So, one week until my next 10k. Yesterday I couldn’t walk properly because of the pain in my knee. Sub-50 isn’t looking like such a great prospect anymore, to be blunt about it. Not getting my hopes up.
Still, I can’t decide what to do – do I wear my Beverley 10k long-sleeved shirt for the Hull 10k? In accordance with the principle of cross-sport fashion, I should really find something other than running to do, and fast.
The principle of cross-sport fashion sprung up out of a conversation with my brother that I had while we were both studying, and both indulging in an eclectic jumble of sporting pasttimes. Our theory was that if you turn up to the class/event/practice hall/dojo/whatever in the appropriate uniform/club shirt/complimentary wearable memento of a previous competition, there is an instant expectation that you will have some reasonable level of ability or familiarity with the sport. Likewise, you can always pick out the beginner in a group by their non-conformance, not so much a statement as a necessity in most cases as pretty much every sports club encourages beginners to turn up in “comfortable” clothing.
A follow on effect of this is that beginners will invariably segregate themselves from the main pack of uniformed club members before class starts, and on becoming part of the club proper they will adopt the uniform asafp.
This is all very hand-waving and qualitative, of course, but it was a fun line of conversation to follow.
What we ended up deciding was that you could gain a psychological edge over your peers (and opponents) by turning up to club A in garb appropriate for club B and vice-versa; for example, by turning up to a kung fu class in a t-shirt from the climbing wall and hanging about by yourself before class starts, people will underestimate your ability to kick their legs out from under them. Likewise, by going running in the same t-shirt, no-one has any expectations that you’ll be able to run fast.
Although reading that back, apparently what I’m really saying is that climbing t-shirts are great, because they exude an air of laziness and irresponsibility.

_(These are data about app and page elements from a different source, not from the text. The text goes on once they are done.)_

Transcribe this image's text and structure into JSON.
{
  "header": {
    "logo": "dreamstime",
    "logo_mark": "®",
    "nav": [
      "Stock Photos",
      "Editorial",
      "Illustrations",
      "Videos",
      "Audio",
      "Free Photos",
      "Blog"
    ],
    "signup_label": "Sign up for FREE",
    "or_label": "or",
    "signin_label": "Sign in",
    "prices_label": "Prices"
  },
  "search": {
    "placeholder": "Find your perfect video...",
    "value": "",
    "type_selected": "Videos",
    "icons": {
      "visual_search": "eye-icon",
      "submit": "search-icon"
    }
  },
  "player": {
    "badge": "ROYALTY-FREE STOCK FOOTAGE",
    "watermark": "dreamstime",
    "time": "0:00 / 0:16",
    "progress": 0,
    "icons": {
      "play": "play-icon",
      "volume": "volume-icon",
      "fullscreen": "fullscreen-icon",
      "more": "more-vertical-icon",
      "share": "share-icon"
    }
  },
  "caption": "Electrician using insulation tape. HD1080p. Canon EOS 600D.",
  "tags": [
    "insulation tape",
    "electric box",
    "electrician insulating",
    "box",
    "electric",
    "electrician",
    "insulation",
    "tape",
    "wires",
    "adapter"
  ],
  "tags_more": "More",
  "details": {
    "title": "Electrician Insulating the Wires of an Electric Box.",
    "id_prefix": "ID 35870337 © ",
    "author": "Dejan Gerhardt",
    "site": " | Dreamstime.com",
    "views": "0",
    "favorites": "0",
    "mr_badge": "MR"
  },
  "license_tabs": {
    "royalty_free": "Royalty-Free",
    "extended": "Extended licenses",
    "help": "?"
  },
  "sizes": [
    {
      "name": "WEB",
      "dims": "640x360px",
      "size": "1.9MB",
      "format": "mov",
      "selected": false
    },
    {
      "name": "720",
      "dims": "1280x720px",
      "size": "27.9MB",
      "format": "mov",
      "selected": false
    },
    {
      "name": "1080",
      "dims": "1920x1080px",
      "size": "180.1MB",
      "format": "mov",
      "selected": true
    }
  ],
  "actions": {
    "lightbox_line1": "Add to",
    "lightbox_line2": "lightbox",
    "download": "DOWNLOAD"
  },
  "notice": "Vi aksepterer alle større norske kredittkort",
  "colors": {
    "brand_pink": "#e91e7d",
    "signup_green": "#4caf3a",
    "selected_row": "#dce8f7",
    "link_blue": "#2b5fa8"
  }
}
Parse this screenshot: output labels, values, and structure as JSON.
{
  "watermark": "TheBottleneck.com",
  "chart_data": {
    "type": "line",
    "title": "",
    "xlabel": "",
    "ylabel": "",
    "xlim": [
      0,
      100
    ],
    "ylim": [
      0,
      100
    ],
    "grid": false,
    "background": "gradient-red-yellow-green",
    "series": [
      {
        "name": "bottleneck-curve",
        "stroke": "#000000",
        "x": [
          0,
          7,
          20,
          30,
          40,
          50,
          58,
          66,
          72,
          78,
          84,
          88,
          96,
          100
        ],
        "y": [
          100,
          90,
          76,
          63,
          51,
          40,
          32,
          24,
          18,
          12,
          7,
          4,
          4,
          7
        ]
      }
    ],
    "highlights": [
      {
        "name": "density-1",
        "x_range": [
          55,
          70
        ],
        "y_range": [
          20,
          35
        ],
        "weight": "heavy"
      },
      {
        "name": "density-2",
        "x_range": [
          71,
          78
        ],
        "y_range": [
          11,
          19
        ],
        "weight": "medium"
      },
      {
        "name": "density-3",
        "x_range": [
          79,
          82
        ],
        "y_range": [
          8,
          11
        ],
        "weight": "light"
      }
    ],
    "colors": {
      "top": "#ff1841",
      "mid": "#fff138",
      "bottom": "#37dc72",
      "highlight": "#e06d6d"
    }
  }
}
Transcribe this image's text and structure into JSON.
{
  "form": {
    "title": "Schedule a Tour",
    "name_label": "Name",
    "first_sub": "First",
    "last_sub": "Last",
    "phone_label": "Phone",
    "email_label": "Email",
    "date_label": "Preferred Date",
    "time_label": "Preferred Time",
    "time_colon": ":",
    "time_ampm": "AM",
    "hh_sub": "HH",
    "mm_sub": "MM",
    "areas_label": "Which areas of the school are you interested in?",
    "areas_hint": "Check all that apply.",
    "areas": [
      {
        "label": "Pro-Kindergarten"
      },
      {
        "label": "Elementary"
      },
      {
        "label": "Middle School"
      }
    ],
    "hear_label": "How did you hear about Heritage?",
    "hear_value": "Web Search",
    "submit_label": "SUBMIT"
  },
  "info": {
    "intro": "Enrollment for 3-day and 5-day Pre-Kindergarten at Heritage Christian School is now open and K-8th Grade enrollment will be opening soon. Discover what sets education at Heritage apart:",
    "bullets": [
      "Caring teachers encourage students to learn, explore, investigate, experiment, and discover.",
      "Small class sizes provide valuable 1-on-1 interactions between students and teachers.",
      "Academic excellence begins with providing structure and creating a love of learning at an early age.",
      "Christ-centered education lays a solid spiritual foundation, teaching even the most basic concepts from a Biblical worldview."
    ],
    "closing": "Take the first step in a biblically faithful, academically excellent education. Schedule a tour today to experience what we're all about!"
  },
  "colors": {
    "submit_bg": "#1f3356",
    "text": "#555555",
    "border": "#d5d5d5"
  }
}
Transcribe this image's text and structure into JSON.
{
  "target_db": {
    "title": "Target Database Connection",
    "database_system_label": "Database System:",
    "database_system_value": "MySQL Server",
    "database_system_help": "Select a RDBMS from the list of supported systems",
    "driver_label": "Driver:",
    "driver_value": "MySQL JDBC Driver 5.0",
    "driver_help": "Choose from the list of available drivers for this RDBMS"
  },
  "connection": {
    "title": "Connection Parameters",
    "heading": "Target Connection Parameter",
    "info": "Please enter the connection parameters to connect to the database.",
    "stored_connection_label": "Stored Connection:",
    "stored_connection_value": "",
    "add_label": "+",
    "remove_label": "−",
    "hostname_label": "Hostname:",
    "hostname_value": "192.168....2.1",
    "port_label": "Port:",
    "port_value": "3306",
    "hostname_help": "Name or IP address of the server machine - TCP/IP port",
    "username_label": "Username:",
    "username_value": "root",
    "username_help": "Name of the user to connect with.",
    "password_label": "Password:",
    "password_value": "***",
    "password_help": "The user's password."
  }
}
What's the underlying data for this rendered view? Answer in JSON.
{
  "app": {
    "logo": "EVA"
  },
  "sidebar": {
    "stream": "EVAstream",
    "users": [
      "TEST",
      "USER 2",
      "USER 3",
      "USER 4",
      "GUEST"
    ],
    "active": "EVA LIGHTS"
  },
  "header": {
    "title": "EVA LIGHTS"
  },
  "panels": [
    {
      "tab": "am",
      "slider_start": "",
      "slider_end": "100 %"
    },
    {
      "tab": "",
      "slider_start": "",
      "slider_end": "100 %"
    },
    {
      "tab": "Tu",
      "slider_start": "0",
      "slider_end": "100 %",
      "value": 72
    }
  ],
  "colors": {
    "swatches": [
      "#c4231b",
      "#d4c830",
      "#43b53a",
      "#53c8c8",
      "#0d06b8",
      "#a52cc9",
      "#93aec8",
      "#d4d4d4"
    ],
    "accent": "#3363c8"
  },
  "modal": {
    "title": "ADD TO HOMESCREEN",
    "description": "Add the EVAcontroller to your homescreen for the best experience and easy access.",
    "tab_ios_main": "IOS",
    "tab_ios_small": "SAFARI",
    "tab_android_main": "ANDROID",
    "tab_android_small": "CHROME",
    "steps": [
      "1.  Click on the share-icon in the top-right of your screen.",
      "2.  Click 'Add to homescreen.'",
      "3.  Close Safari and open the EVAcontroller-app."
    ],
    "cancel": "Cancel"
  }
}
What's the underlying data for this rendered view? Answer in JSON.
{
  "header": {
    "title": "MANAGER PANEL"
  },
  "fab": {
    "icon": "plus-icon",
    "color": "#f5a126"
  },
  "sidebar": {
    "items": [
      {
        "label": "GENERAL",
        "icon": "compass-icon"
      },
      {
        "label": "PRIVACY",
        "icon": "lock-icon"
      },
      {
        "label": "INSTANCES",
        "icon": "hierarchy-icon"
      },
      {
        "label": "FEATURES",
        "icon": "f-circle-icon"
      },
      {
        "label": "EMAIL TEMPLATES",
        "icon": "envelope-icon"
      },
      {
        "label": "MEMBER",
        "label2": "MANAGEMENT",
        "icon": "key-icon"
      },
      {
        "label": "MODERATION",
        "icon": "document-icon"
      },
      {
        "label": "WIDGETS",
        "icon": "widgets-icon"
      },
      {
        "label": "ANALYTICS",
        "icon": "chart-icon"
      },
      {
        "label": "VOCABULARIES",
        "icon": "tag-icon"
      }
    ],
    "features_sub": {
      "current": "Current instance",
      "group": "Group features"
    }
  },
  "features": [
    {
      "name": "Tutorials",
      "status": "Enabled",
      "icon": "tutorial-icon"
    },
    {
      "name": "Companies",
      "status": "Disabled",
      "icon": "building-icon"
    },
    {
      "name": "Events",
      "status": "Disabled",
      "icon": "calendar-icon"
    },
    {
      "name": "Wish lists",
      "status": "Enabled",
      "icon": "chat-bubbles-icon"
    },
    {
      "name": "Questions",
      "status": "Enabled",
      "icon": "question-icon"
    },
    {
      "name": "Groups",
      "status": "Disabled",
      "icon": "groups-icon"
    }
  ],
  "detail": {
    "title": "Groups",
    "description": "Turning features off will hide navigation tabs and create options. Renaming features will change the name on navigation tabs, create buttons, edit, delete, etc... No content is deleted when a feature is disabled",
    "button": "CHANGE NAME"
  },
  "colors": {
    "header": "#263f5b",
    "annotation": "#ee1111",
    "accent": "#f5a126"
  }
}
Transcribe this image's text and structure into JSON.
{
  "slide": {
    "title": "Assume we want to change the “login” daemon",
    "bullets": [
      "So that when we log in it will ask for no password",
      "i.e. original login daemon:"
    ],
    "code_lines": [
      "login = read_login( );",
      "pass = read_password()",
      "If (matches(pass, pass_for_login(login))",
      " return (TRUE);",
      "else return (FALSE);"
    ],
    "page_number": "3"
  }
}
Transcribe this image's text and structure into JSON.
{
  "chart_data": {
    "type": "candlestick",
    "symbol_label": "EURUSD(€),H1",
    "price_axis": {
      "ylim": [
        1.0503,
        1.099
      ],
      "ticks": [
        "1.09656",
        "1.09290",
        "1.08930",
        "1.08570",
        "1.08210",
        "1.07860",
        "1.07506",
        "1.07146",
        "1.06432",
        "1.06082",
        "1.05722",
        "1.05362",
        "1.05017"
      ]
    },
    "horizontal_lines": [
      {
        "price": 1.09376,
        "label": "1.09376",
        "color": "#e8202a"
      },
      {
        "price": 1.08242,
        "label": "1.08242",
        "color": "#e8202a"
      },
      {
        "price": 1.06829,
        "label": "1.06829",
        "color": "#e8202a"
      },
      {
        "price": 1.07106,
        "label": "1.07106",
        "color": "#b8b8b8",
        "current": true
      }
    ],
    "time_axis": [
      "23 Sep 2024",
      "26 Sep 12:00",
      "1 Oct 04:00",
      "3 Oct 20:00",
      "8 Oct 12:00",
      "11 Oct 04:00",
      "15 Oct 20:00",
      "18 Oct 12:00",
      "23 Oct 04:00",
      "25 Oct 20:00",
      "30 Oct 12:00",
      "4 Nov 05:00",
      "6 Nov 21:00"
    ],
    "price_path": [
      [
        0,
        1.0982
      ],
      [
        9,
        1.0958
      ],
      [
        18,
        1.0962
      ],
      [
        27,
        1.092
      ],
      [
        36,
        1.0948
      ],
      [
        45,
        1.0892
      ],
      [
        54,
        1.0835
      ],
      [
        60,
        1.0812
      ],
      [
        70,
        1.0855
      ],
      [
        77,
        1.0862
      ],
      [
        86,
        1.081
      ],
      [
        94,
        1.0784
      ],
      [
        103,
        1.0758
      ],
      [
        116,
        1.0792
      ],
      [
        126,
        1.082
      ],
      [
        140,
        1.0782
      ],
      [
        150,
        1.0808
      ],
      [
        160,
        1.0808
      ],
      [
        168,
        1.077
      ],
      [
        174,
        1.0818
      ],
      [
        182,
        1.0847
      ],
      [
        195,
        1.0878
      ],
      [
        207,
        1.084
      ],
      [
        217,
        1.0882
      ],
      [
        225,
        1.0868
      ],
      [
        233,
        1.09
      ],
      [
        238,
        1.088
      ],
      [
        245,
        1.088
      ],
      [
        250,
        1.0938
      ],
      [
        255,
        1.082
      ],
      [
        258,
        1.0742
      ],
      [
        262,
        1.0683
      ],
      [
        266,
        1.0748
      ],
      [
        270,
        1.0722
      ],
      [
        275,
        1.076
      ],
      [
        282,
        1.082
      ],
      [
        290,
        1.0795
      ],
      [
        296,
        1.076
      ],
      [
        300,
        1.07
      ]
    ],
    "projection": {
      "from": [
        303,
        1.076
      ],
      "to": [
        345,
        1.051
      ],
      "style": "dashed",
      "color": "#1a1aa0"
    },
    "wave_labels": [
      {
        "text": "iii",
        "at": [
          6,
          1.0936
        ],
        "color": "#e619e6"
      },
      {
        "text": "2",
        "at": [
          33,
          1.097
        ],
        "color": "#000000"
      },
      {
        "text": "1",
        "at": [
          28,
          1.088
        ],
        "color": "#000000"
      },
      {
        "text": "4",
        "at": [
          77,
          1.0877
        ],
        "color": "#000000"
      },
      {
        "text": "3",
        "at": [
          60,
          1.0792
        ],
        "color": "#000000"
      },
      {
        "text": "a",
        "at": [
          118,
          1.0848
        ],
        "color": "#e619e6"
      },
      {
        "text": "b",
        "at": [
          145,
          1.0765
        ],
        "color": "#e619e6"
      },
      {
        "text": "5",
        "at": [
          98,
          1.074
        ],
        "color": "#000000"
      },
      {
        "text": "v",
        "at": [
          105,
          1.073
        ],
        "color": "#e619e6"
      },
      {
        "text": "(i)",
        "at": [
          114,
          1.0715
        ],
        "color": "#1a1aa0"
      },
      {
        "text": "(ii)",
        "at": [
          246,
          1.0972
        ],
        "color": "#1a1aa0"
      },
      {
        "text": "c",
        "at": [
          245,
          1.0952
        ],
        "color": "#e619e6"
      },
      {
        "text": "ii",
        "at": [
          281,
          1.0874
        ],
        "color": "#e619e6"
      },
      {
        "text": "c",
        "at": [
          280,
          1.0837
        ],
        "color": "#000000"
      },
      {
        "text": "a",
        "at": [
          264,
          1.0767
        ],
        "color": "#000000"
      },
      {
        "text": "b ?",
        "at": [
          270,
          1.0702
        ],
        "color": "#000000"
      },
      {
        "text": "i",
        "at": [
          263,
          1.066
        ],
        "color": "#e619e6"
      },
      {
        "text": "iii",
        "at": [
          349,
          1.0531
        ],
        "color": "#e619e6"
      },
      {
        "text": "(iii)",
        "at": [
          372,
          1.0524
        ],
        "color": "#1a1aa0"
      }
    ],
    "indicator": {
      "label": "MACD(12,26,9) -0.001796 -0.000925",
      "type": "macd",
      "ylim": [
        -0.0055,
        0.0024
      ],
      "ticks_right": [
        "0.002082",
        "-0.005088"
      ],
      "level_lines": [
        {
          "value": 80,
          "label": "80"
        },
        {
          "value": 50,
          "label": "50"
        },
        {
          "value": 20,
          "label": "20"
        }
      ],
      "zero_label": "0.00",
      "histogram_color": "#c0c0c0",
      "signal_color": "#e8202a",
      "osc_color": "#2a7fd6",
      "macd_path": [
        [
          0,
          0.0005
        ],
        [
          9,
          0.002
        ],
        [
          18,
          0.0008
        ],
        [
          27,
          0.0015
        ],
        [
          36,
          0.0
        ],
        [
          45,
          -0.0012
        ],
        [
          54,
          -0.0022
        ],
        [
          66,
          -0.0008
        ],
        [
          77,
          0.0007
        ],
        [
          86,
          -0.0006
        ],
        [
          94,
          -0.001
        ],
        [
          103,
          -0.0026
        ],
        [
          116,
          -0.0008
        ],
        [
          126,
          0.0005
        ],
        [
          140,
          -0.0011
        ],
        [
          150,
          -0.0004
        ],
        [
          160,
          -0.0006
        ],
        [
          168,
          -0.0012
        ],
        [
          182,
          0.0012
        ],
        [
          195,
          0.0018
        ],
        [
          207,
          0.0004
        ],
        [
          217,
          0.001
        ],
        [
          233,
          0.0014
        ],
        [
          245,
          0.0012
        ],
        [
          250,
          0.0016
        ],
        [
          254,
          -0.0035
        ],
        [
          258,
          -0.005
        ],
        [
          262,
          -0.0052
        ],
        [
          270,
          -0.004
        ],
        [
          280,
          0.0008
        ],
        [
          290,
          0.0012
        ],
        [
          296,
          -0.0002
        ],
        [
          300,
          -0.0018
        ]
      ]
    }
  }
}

I should go climbing again. The wall in Hull is meant to be very very good, but I must admit the prices are a little off-putting and I don’t think I could justify a full-year membership at the moment. Still, they might have nice t-shirts to run in.